3 replies

Mmm... Not really. If the workpiece is tapered the pencil will be off center. If the taper is not very much then it won't be very much off center, but it won't be the true center. As the workpiece gets smaller the pencil gets farther off center. The more the taper is, the more off center the pencil.

I imaging this would work great for making masts and spars as the taper would be quite small and it would never get very thin.

spottd has the correct analysis of how it always works and why.

Sorry it took me so long to notice your reply.

As you can see in the drawing, the center point is not in the center of a tapered board. This is a very tapered board so the error is large. For a much less tapered board the error would be much less, quite possible within an acceptable margin of error, but it is not zero. It does not "always work" regardless of spottd's "analysis" of why.

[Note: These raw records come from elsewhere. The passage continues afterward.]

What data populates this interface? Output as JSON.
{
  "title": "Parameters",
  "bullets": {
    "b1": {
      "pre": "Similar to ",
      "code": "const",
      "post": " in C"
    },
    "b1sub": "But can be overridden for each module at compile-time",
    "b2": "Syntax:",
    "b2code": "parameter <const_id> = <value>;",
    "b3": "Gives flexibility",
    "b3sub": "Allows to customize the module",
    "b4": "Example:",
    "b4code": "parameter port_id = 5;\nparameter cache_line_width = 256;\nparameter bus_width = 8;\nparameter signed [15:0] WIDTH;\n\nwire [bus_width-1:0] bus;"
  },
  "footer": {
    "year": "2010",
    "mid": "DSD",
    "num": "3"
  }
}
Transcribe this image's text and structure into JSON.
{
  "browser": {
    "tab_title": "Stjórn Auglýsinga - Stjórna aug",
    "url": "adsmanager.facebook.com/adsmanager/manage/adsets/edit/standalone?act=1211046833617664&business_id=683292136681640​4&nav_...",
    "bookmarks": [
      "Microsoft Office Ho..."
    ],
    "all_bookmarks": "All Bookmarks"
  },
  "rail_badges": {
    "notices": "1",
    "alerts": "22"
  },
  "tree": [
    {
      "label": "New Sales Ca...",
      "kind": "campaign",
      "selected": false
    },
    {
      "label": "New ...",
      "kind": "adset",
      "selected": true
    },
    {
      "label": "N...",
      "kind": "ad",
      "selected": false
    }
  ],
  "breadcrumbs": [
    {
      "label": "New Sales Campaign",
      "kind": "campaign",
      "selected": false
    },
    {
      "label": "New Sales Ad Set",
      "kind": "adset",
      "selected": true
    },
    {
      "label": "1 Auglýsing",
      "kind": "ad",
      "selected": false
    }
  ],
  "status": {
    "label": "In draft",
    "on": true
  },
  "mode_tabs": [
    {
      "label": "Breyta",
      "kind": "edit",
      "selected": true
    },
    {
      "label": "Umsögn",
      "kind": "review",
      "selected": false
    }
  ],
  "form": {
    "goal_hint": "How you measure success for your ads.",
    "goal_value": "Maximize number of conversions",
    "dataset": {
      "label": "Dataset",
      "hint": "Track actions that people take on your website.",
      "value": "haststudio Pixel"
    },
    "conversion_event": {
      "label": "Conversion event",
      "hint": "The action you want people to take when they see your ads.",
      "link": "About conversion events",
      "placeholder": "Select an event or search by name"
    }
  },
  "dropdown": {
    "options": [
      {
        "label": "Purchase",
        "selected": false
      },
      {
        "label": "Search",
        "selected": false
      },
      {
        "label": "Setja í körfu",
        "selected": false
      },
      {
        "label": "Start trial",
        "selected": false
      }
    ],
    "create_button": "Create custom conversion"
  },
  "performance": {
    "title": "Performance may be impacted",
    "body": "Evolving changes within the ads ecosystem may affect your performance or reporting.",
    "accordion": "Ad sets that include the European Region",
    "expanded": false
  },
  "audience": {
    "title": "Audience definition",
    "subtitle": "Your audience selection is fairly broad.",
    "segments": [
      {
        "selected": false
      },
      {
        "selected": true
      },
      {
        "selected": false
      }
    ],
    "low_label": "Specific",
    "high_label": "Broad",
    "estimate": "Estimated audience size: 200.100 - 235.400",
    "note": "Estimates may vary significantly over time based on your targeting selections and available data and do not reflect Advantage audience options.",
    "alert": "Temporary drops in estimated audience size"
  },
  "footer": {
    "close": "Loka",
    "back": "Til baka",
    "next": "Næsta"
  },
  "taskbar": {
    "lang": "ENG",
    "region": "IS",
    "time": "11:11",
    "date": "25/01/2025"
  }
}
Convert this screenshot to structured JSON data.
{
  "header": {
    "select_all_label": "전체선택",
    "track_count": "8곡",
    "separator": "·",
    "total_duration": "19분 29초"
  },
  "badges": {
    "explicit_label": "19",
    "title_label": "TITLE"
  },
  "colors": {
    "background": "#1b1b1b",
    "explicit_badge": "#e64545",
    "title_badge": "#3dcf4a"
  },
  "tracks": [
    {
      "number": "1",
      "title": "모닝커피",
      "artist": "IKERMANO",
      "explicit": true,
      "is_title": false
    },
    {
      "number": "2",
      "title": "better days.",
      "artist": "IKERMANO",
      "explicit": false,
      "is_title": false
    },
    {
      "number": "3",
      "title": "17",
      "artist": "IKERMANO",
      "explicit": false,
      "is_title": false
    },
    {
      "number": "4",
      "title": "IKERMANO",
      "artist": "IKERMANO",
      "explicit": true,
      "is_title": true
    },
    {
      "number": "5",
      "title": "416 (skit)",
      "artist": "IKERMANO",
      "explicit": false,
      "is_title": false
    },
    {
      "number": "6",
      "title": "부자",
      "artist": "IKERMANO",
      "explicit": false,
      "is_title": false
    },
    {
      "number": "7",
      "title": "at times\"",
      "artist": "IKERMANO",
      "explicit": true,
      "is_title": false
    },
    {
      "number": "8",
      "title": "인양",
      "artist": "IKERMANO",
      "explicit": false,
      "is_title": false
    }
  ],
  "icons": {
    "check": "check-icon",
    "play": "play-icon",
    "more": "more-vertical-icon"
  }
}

If you have a drill press, there is an easier and more precise way to make one of these. 1) Drill a hole at half the length of a piece of wood or steel. I made my hole about the size of a finish nail. 2) Insert a finish nail in the hole and drive it a quarter inch or so into a board. 3) Clamp the board to the table of a drill press so the nail is an inch or an inch and a half from the tip of the bit. 4) Swing one end of the steel under the bit's point and drill a hole for one of the end posts. 5) Swing the other end of the steel under the point of the bit and drill a hole for the second end post. 6) Insert the end posts and fix them in place. (I drilled holes 1/4 inch in diameter and used steel rod for the end posts. I tack welded them on the top side to hold them in place. I also used a countersink on the center hole so it accepts a pencil lead or the point of a fine tip permanent marker more easily.)

I have not used this often, but I thank you for the idea.

3 replies

Thank you for your interest. I am away from home until early January. I will post pictures, maybe even an Instructable.

I used my son-in-law's shop to make a wooden version with no welding, and I wrote it up as an Instructable.

im a little confused as well how to use it exactly...

1 reply

nevermind! I figured it out as soon as I stopped looking at the picture and reading one of the comments. the nails go on each of the sides of the plank. if using to find the center of a tapered plank, you just keep some pressure on the nails to the side planks side. the pencil will naturally stay centered as you ride the jig up the plank.


Can anyone explain it? I'm not sure I understand it's use....

Is it to find the midle line of a board? or is for using in circles and finding the center?

Thank you!

Oooo, this is a good idea. Something I always have a little trouble, and this would make it much easier.

This is an excellent little tool. I need to make one. Thank you!